(MATERIAL FOR THE TASK)

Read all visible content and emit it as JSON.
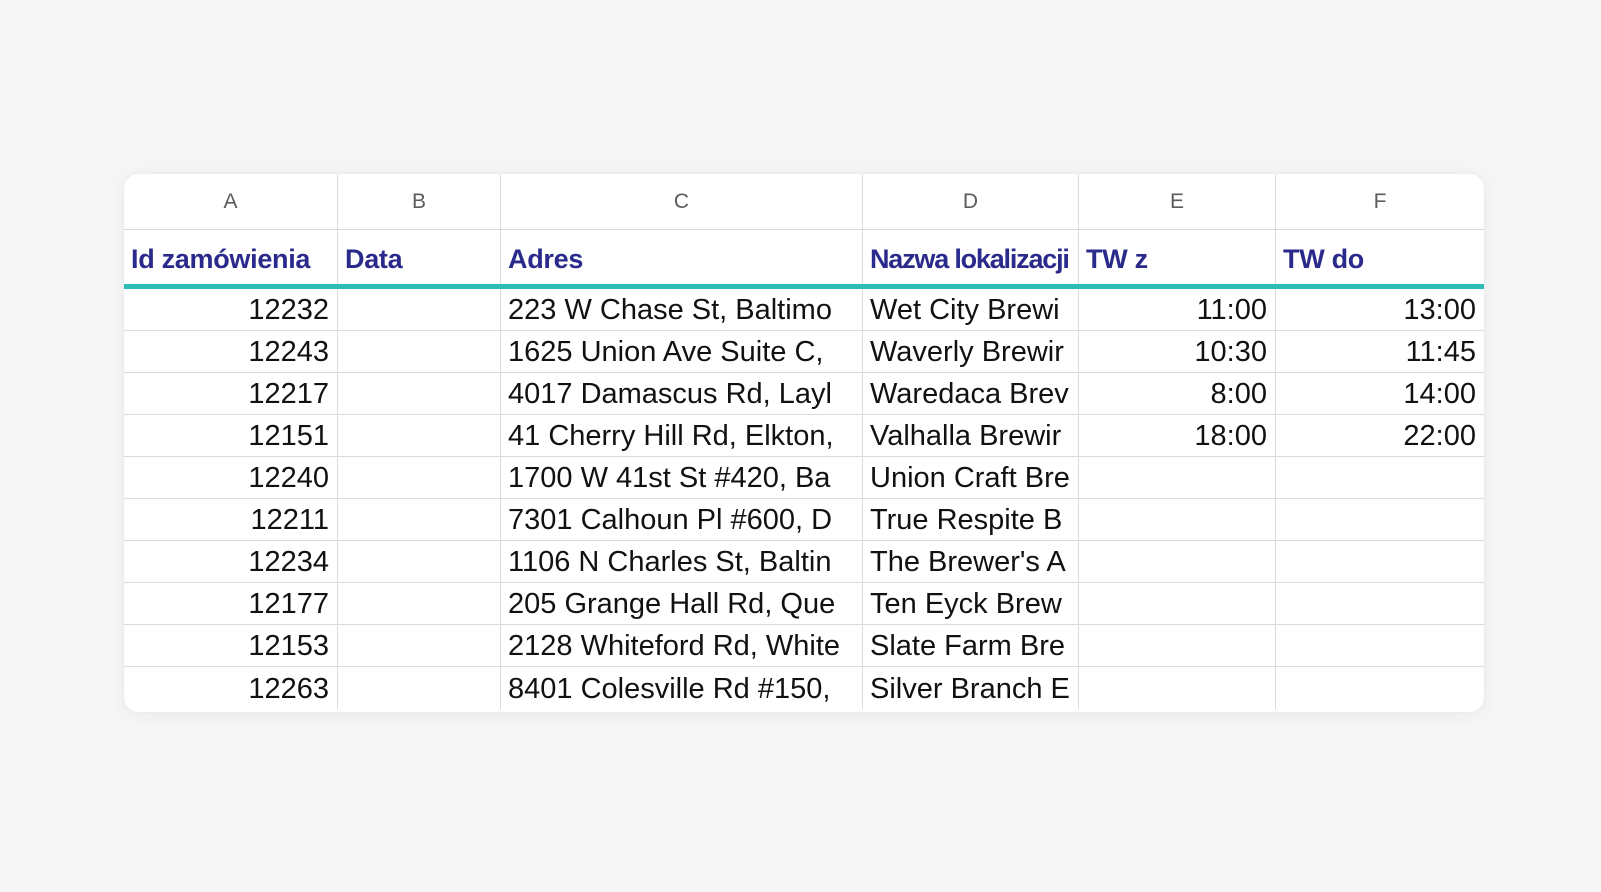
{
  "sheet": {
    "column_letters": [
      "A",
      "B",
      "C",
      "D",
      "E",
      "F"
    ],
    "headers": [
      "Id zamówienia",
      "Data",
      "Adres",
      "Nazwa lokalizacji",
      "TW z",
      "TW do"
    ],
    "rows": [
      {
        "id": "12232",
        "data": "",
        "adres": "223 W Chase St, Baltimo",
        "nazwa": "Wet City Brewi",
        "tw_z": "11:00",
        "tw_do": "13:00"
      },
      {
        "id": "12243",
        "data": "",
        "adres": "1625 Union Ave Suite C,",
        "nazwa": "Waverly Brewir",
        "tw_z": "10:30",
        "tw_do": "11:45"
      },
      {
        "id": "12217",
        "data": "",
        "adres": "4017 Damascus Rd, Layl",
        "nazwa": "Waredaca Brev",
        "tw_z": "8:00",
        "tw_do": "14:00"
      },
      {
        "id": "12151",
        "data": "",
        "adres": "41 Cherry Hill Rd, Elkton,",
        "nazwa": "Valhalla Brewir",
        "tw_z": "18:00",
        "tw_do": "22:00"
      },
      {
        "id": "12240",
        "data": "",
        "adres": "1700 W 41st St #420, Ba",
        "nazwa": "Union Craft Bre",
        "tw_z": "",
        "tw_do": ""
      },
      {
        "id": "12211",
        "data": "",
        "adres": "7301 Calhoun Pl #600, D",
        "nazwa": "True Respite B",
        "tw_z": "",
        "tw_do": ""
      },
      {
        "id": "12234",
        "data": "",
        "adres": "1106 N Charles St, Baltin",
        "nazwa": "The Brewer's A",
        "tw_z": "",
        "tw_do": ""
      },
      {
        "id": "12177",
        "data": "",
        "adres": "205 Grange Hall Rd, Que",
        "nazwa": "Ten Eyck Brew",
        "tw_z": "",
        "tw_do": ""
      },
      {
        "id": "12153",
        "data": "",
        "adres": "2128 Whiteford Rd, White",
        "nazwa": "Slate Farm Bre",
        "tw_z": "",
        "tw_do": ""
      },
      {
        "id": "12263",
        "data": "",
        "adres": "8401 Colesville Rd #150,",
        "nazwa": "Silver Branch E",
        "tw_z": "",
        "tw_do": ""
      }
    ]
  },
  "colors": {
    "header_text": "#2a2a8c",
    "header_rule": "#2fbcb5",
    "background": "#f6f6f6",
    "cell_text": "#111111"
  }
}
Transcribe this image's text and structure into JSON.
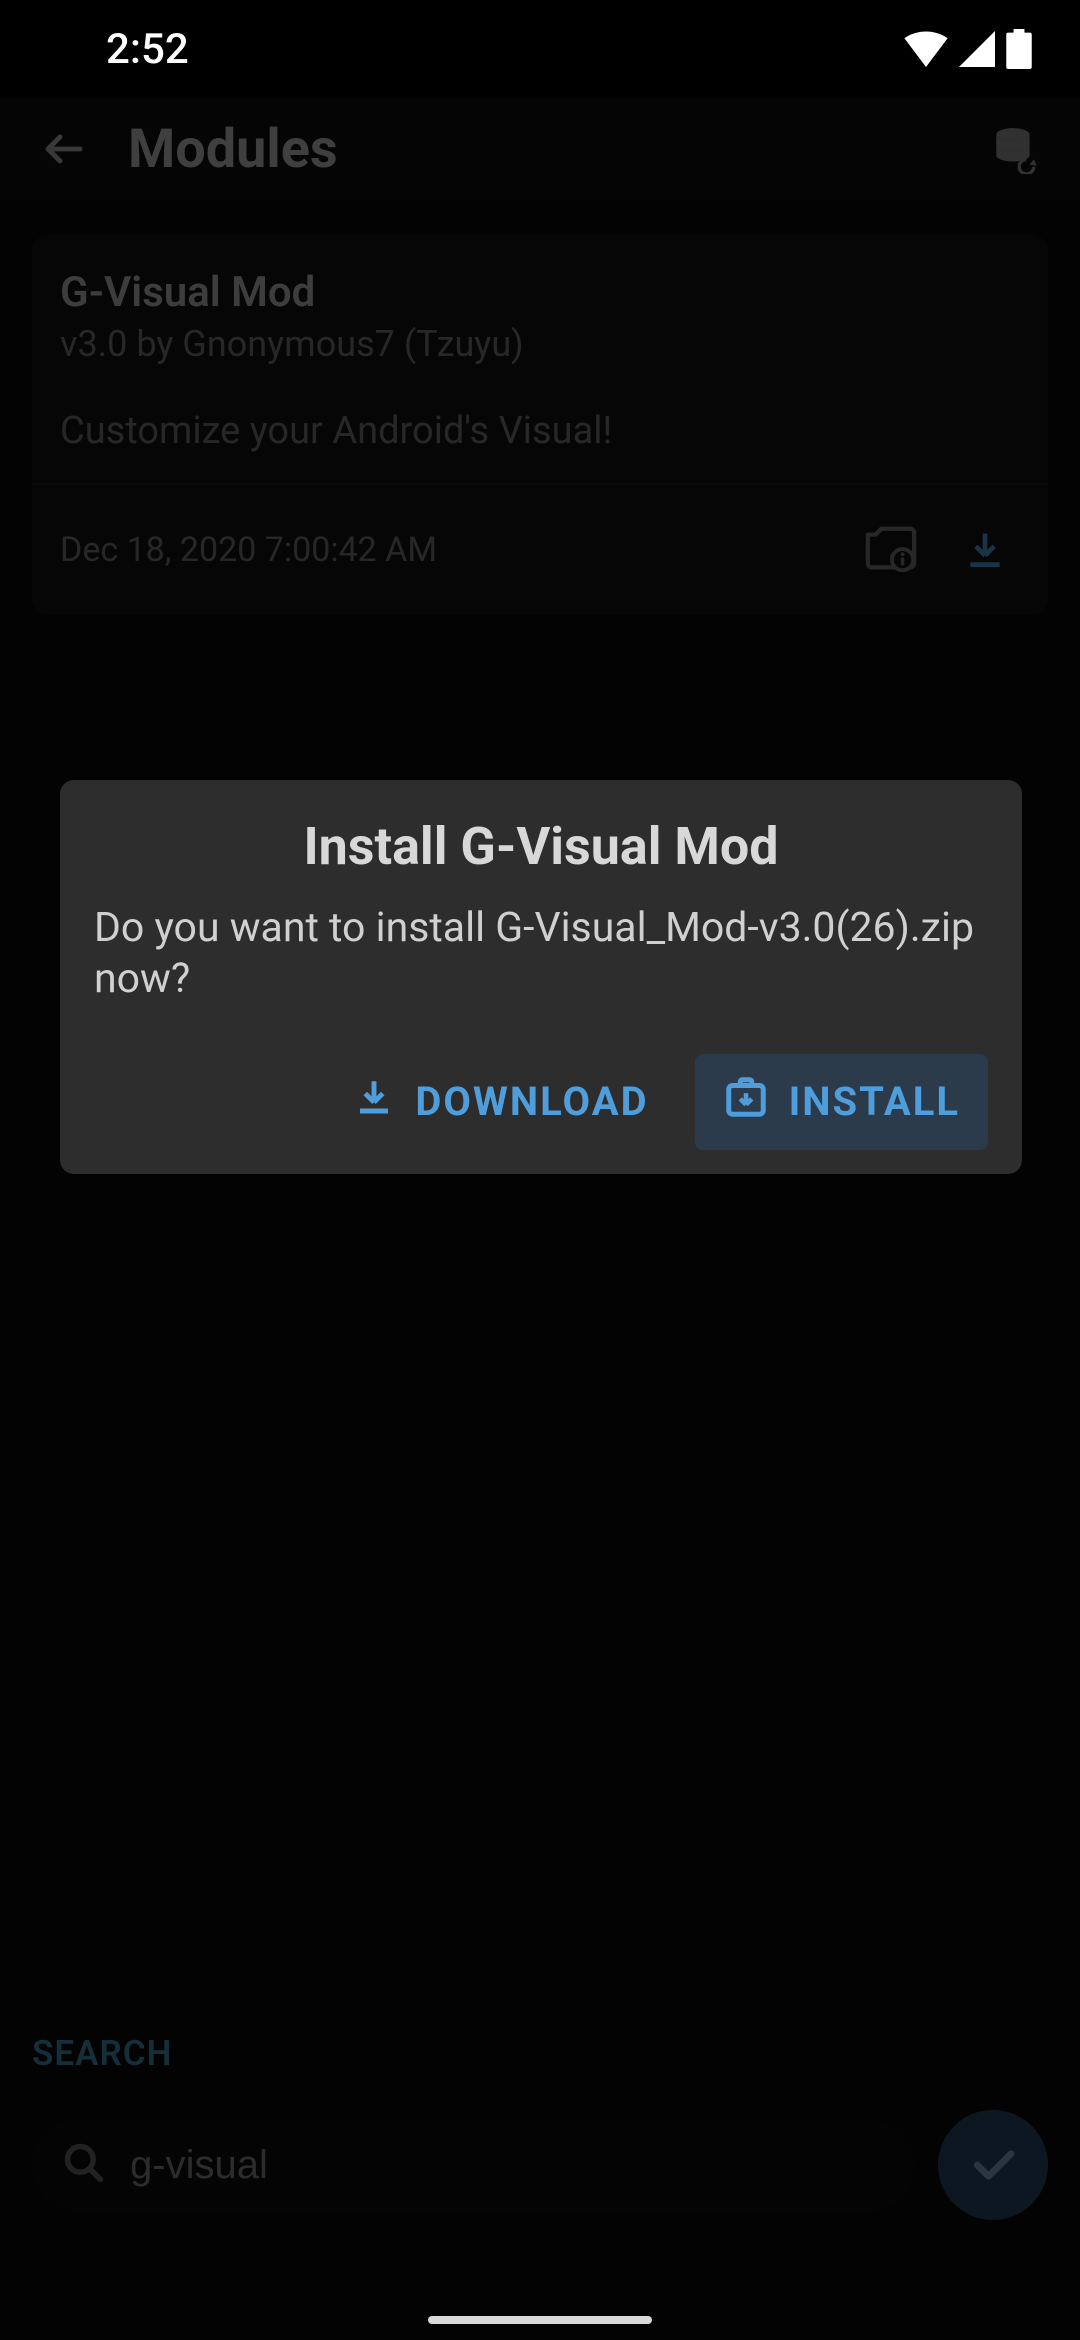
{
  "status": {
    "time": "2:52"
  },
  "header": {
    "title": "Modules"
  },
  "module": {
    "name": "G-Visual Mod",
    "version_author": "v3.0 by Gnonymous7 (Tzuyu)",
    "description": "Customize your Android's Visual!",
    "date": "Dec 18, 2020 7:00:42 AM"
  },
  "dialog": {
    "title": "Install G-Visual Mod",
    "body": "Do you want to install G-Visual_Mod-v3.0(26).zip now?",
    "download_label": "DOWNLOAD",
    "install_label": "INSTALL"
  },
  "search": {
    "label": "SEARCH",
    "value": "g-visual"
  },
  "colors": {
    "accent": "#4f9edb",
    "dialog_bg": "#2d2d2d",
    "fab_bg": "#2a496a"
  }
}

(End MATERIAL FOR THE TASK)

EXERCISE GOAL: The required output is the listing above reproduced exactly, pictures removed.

ANSWER TO THIS PROBLEM:
Read all visible content and emit it as JSON.
{
  "sheet": {
    "column_letters": [
      "A",
      "B",
      "C",
      "D",
      "E",
      "F"
    ],
    "headers": [
      "Id zamówienia",
      "Data",
      "Adres",
      "Nazwa lokalizacji",
      "TW z",
      "TW do"
    ],
    "rows": [
      {
        "id": "12232",
        "data": "",
        "adres": "223 W Chase St, Baltimo",
        "nazwa": "Wet City Brewi",
        "tw_z": "11:00",
        "tw_do": "13:00"
      },
      {
        "id": "12243",
        "data": "",
        "adres": "1625 Union Ave Suite C,",
        "nazwa": "Waverly Brewir",
        "tw_z": "10:30",
        "tw_do": "11:45"
      },
      {
        "id": "12217",
        "data": "",
        "adres": "4017 Damascus Rd, Layl",
        "nazwa": "Waredaca Brev",
        "tw_z": "8:00",
        "tw_do": "14:00"
      },
      {
        "id": "12151",
        "data": "",
        "adres": "41 Cherry Hill Rd, Elkton,",
        "nazwa": "Valhalla Brewir",
        "tw_z": "18:00",
        "tw_do": "22:00"
      },
      {
        "id": "12240",
        "data": "",
        "adres": "1700 W 41st St #420, Ba",
        "nazwa": "Union Craft Bre",
        "tw_z": "",
        "tw_do": ""
      },
      {
        "id": "12211",
        "data": "",
        "adres": "7301 Calhoun Pl #600, D",
        "nazwa": "True Respite B",
        "tw_z": "",
        "tw_do": ""
      },
      {
        "id": "12234",
        "data": "",
        "adres": "1106 N Charles St, Baltin",
        "nazwa": "The Brewer's A",
        "tw_z": "",
        "tw_do": ""
      },
      {
        "id": "12177",
        "data": "",
        "adres": "205 Grange Hall Rd, Que",
        "nazwa": "Ten Eyck Brew",
        "tw_z": "",
        "tw_do": ""
      },
      {
        "id": "12153",
        "data": "",
        "adres": "2128 Whiteford Rd, White",
        "nazwa": "Slate Farm Bre",
        "tw_z": "",
        "tw_do": ""
      },
      {
        "id": "12263",
        "data": "",
        "adres": "8401 Colesville Rd #150,",
        "nazwa": "Silver Branch E",
        "tw_z": "",
        "tw_do": ""
      }
    ]
  },
  "colors": {
    "header_text": "#2a2a8c",
    "header_rule": "#2fbcb5",
    "background": "#f6f6f6",
    "cell_text": "#111111"
  }
}
Transcribe this image's text and structure into JSON.
{
  "status": {
    "time": "2:52"
  },
  "header": {
    "title": "Modules"
  },
  "module": {
    "name": "G-Visual Mod",
    "version_author": "v3.0 by Gnonymous7 (Tzuyu)",
    "description": "Customize your Android's Visual!",
    "date": "Dec 18, 2020 7:00:42 AM"
  },
  "dialog": {
    "title": "Install G-Visual Mod",
    "body": "Do you want to install G-Visual_Mod-v3.0(26).zip now?",
    "download_label": "DOWNLOAD",
    "install_label": "INSTALL"
  },
  "search": {
    "label": "SEARCH",
    "value": "g-visual"
  },
  "colors": {
    "accent": "#4f9edb",
    "dialog_bg": "#2d2d2d",
    "fab_bg": "#2a496a"
  }
}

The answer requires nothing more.